# Task requirements:
Each entry below must come back exactly as written, without its pictures.

Entries shown section start

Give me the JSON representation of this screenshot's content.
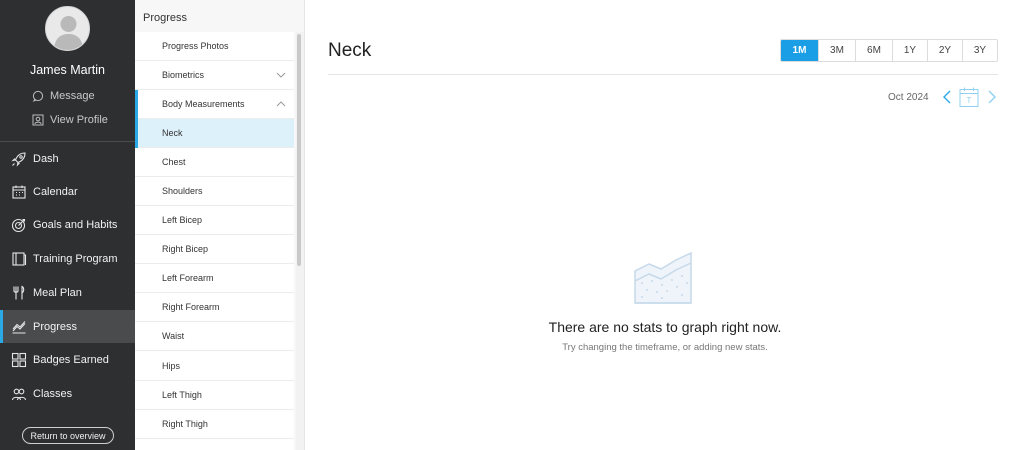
{
  "user": {
    "name": "James Martin",
    "message_label": "Message",
    "view_profile_label": "View Profile"
  },
  "nav": [
    {
      "label": "Dash",
      "icon": "rocket-icon"
    },
    {
      "label": "Calendar",
      "icon": "calendar-icon"
    },
    {
      "label": "Goals and Habits",
      "icon": "target-icon"
    },
    {
      "label": "Training Program",
      "icon": "book-icon"
    },
    {
      "label": "Meal Plan",
      "icon": "utensils-icon"
    },
    {
      "label": "Progress",
      "icon": "chart-icon",
      "active": true
    },
    {
      "label": "Badges Earned",
      "icon": "badges-icon"
    },
    {
      "label": "Classes",
      "icon": "people-icon"
    }
  ],
  "return_label": "Return to overview",
  "subpanel": {
    "title": "Progress",
    "items": [
      {
        "label": "Progress Photos"
      },
      {
        "label": "Biometrics",
        "chevron": "down"
      },
      {
        "label": "Body Measurements",
        "chevron": "up",
        "group": true
      },
      {
        "label": "Neck",
        "active": true
      },
      {
        "label": "Chest"
      },
      {
        "label": "Shoulders"
      },
      {
        "label": "Left Bicep"
      },
      {
        "label": "Right Bicep"
      },
      {
        "label": "Left Forearm"
      },
      {
        "label": "Right Forearm"
      },
      {
        "label": "Waist"
      },
      {
        "label": "Hips"
      },
      {
        "label": "Left Thigh"
      },
      {
        "label": "Right Thigh"
      }
    ]
  },
  "main": {
    "title": "Neck",
    "ranges": [
      "1M",
      "3M",
      "6M",
      "1Y",
      "2Y",
      "3Y"
    ],
    "active_range": "1M",
    "date_label": "Oct 2024",
    "calendar_glyph": "T",
    "empty_title": "There are no stats to graph right now.",
    "empty_subtitle": "Try changing the timeframe, or adding new stats."
  },
  "colors": {
    "accent": "#1a9fe6",
    "sidebar_bg": "#2e2f31",
    "sidebar_active": "#4a4b4d",
    "selected_row": "#ddf1fb"
  }
}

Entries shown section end

# Solution to this exercise:
Give me the JSON representation of this screenshot's content.
{
  "user": {
    "name": "James Martin",
    "message_label": "Message",
    "view_profile_label": "View Profile"
  },
  "nav": [
    {
      "label": "Dash",
      "icon": "rocket-icon"
    },
    {
      "label": "Calendar",
      "icon": "calendar-icon"
    },
    {
      "label": "Goals and Habits",
      "icon": "target-icon"
    },
    {
      "label": "Training Program",
      "icon": "book-icon"
    },
    {
      "label": "Meal Plan",
      "icon": "utensils-icon"
    },
    {
      "label": "Progress",
      "icon": "chart-icon",
      "active": true
    },
    {
      "label": "Badges Earned",
      "icon": "badges-icon"
    },
    {
      "label": "Classes",
      "icon": "people-icon"
    }
  ],
  "return_label": "Return to overview",
  "subpanel": {
    "title": "Progress",
    "items": [
      {
        "label": "Progress Photos"
      },
      {
        "label": "Biometrics",
        "chevron": "down"
      },
      {
        "label": "Body Measurements",
        "chevron": "up",
        "group": true
      },
      {
        "label": "Neck",
        "active": true
      },
      {
        "label": "Chest"
      },
      {
        "label": "Shoulders"
      },
      {
        "label": "Left Bicep"
      },
      {
        "label": "Right Bicep"
      },
      {
        "label": "Left Forearm"
      },
      {
        "label": "Right Forearm"
      },
      {
        "label": "Waist"
      },
      {
        "label": "Hips"
      },
      {
        "label": "Left Thigh"
      },
      {
        "label": "Right Thigh"
      }
    ]
  },
  "main": {
    "title": "Neck",
    "ranges": [
      "1M",
      "3M",
      "6M",
      "1Y",
      "2Y",
      "3Y"
    ],
    "active_range": "1M",
    "date_label": "Oct 2024",
    "calendar_glyph": "T",
    "empty_title": "There are no stats to graph right now.",
    "empty_subtitle": "Try changing the timeframe, or adding new stats."
  },
  "colors": {
    "accent": "#1a9fe6",
    "sidebar_bg": "#2e2f31",
    "sidebar_active": "#4a4b4d",
    "selected_row": "#ddf1fb"
  }
}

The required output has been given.